ACTIVITY:
With pictures excluded, retype exactly every line from the one containing "What data populates" to the end of the records below.

(Entries from a dataset of interfaces)

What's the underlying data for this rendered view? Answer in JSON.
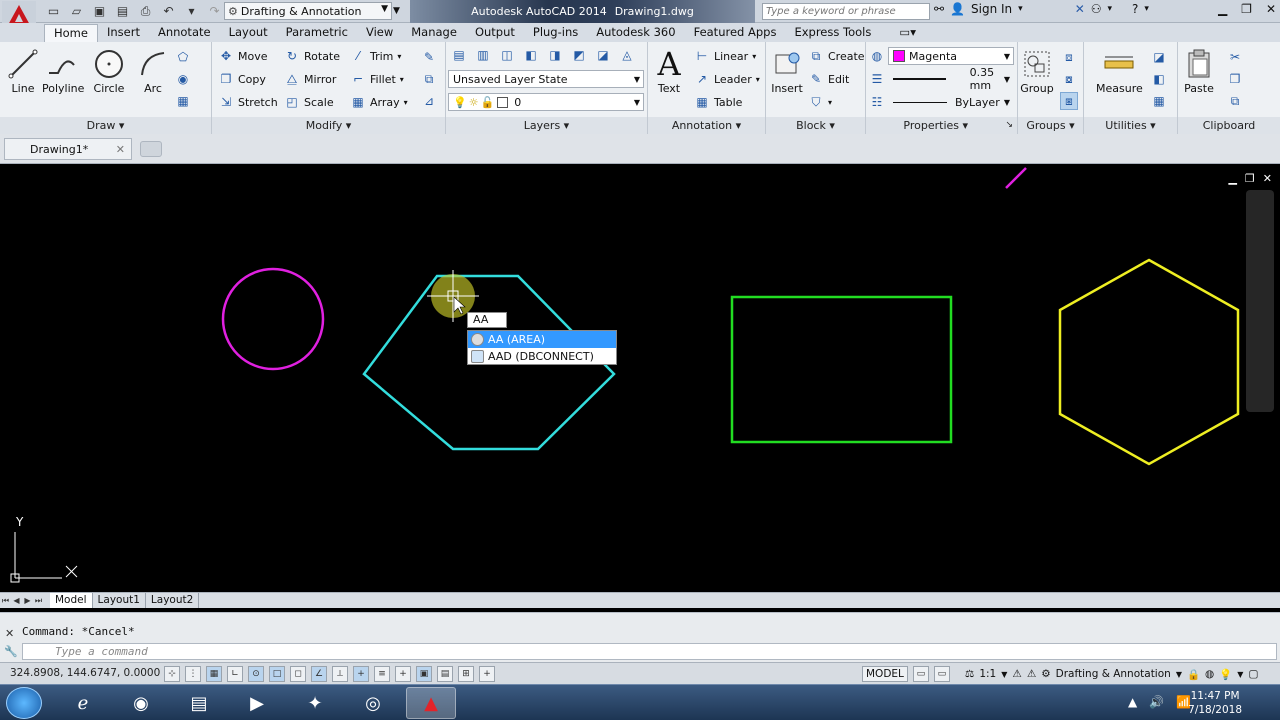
{
  "title": {
    "app_name": "Autodesk AutoCAD 2014",
    "file_name": "Drawing1.dwg",
    "workspace": "Drafting & Annotation",
    "search_placeholder": "Type a keyword or phrase",
    "sign_in": "Sign In"
  },
  "tabs": [
    "Home",
    "Insert",
    "Annotate",
    "Layout",
    "Parametric",
    "View",
    "Manage",
    "Output",
    "Plug-ins",
    "Autodesk 360",
    "Featured Apps",
    "Express Tools"
  ],
  "ribbon": {
    "draw": {
      "title": "Draw",
      "tools": [
        "Line",
        "Polyline",
        "Circle",
        "Arc"
      ]
    },
    "modify": {
      "title": "Modify",
      "tools": [
        "Move",
        "Rotate",
        "Trim",
        "Copy",
        "Mirror",
        "Fillet",
        "Stretch",
        "Scale",
        "Array"
      ]
    },
    "layers": {
      "title": "Layers",
      "layer_state": "Unsaved Layer State",
      "current_layer": "0"
    },
    "annotation": {
      "title": "Annotation",
      "text": "Text",
      "linear": "Linear",
      "leader": "Leader",
      "table": "Table"
    },
    "block": {
      "title": "Block",
      "insert": "Insert",
      "create": "Create",
      "edit": "Edit"
    },
    "properties": {
      "title": "Properties",
      "color": "Magenta",
      "lineweight": "0.35 mm",
      "linetype": "ByLayer",
      "color_hex": "#ff00ff"
    },
    "groups": {
      "title": "Groups",
      "group": "Group"
    },
    "utilities": {
      "title": "Utilities",
      "measure": "Measure"
    },
    "clipboard": {
      "title": "Clipboard",
      "paste": "Paste"
    }
  },
  "doc_tab": {
    "name": "Drawing1*"
  },
  "autocomplete": {
    "typed": "AA",
    "items": [
      {
        "label": "AA (AREA)",
        "selected": true
      },
      {
        "label": "AAD (DBCONNECT)",
        "selected": false
      }
    ]
  },
  "ucs": {
    "y": "Y"
  },
  "layout_tabs": [
    "Model",
    "Layout1",
    "Layout2"
  ],
  "command": {
    "history": "Command: *Cancel*",
    "placeholder": "Type a command"
  },
  "status": {
    "coords": "324.8908, 144.6747, 0.0000",
    "model": "MODEL",
    "scale": "1:1",
    "workspace": "Drafting & Annotation"
  },
  "clock": {
    "time": "11:47 PM",
    "date": "7/18/2018"
  },
  "colors": {
    "circle": "#e020e0",
    "hexagon_left": "#33dddd",
    "rectangle": "#22dd22",
    "hexagon_right": "#eeee22",
    "accent_line": "#e020e0"
  }
}
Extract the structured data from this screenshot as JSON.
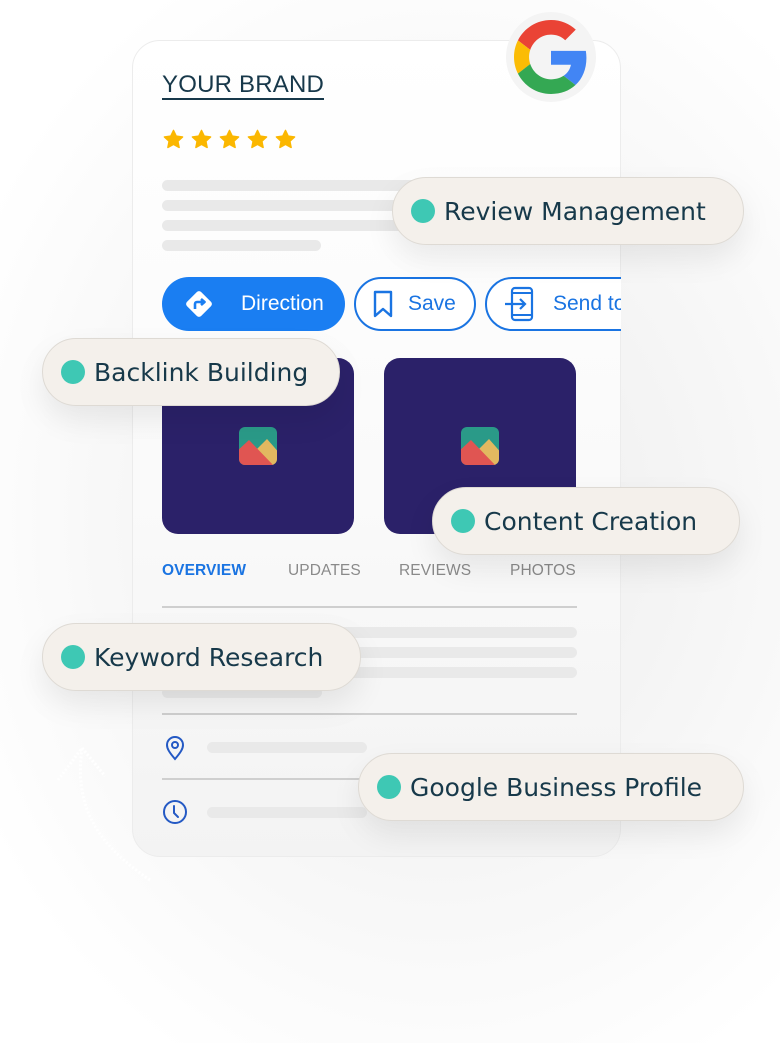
{
  "brand": {
    "title": "YOUR BRAND",
    "rating_stars": 5,
    "rating_max": 5,
    "badge_icon": "google-g-logo"
  },
  "actions": [
    {
      "label": "Direction",
      "icon": "directions-icon",
      "variant": "filled"
    },
    {
      "label": "Save",
      "icon": "bookmark-icon",
      "variant": "outline"
    },
    {
      "label": "Send to",
      "icon": "send-to-phone-icon",
      "variant": "outline",
      "clipped": true
    }
  ],
  "photos": [
    {
      "icon": "image-placeholder-icon"
    },
    {
      "icon": "image-placeholder-icon"
    }
  ],
  "tabs": [
    {
      "label": "OVERVIEW",
      "active": true
    },
    {
      "label": "UPDATES",
      "active": false
    },
    {
      "label": "REVIEWS",
      "active": false
    },
    {
      "label": "PHOTOS",
      "active": false
    }
  ],
  "info_rows": [
    {
      "icon": "location-pin-icon"
    },
    {
      "icon": "clock-icon"
    }
  ],
  "services": [
    {
      "label": "Review Management"
    },
    {
      "label": "Backlink Building"
    },
    {
      "label": "Content Creation"
    },
    {
      "label": "Keyword Research"
    },
    {
      "label": "Google Business Profile"
    }
  ],
  "colors": {
    "accent_blue": "#1a7ef2",
    "outline_blue": "#1a74e2",
    "brand_text": "#17384a",
    "star": "#fbb700",
    "pill_bg": "#f4f0eb",
    "pill_dot": "#3ec8b4",
    "tile_bg": "#2b2169"
  }
}
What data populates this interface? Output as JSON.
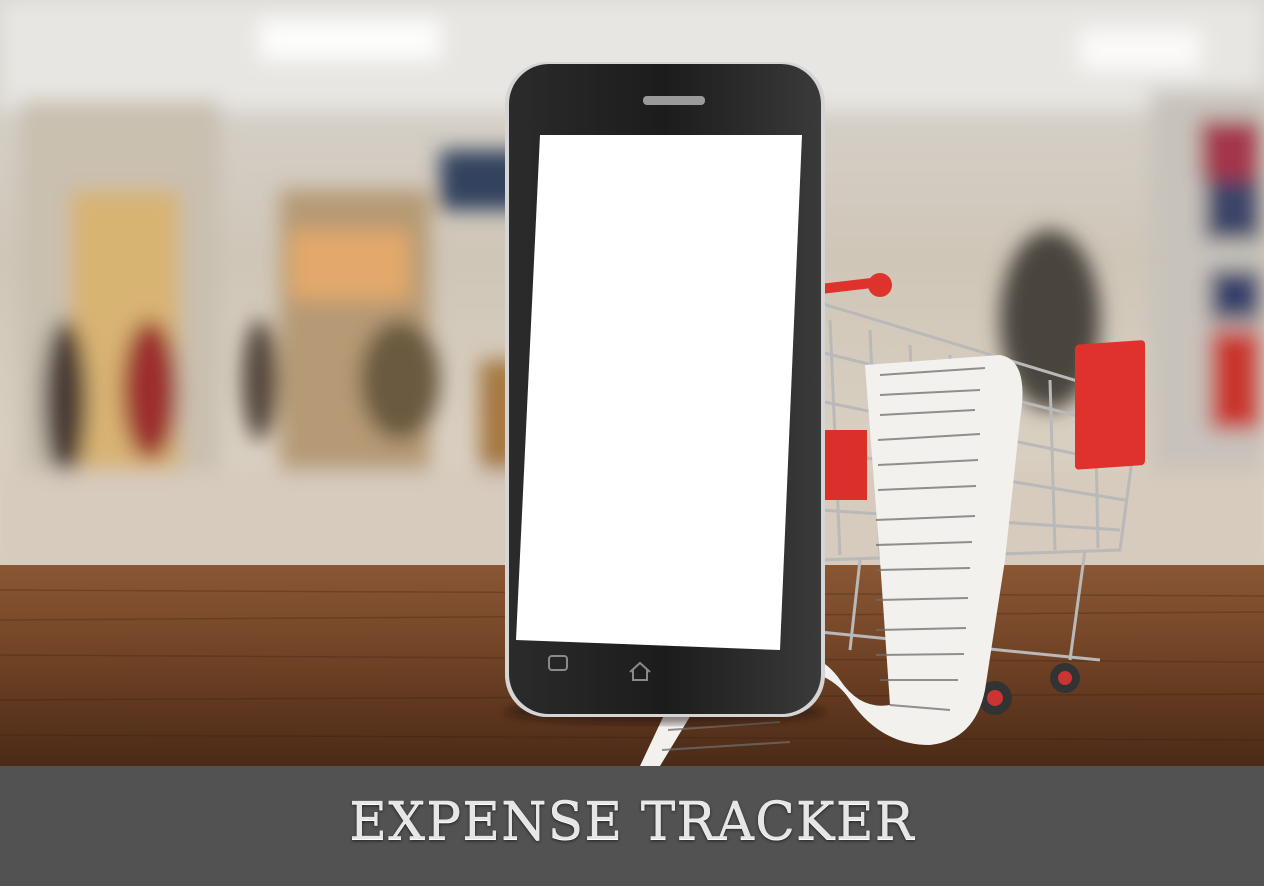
{
  "banner": {
    "title": "EXPENSE TRACKER"
  },
  "scene": {
    "description_icons": [
      "phone-icon",
      "receipt-icon",
      "shopping-cart-icon",
      "home-icon"
    ],
    "colors": {
      "cart_red": "#e0322c",
      "banner_bg": "#525252",
      "table_wood": "#7a4a2a"
    }
  }
}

ANSWER AREA:
What data populates this interface? Output as JSON.
{
  "banner": {
    "title": "EXPENSE TRACKER"
  },
  "scene": {
    "description_icons": [
      "phone-icon",
      "receipt-icon",
      "shopping-cart-icon",
      "home-icon"
    ],
    "colors": {
      "cart_red": "#e0322c",
      "banner_bg": "#525252",
      "table_wood": "#7a4a2a"
    }
  }
}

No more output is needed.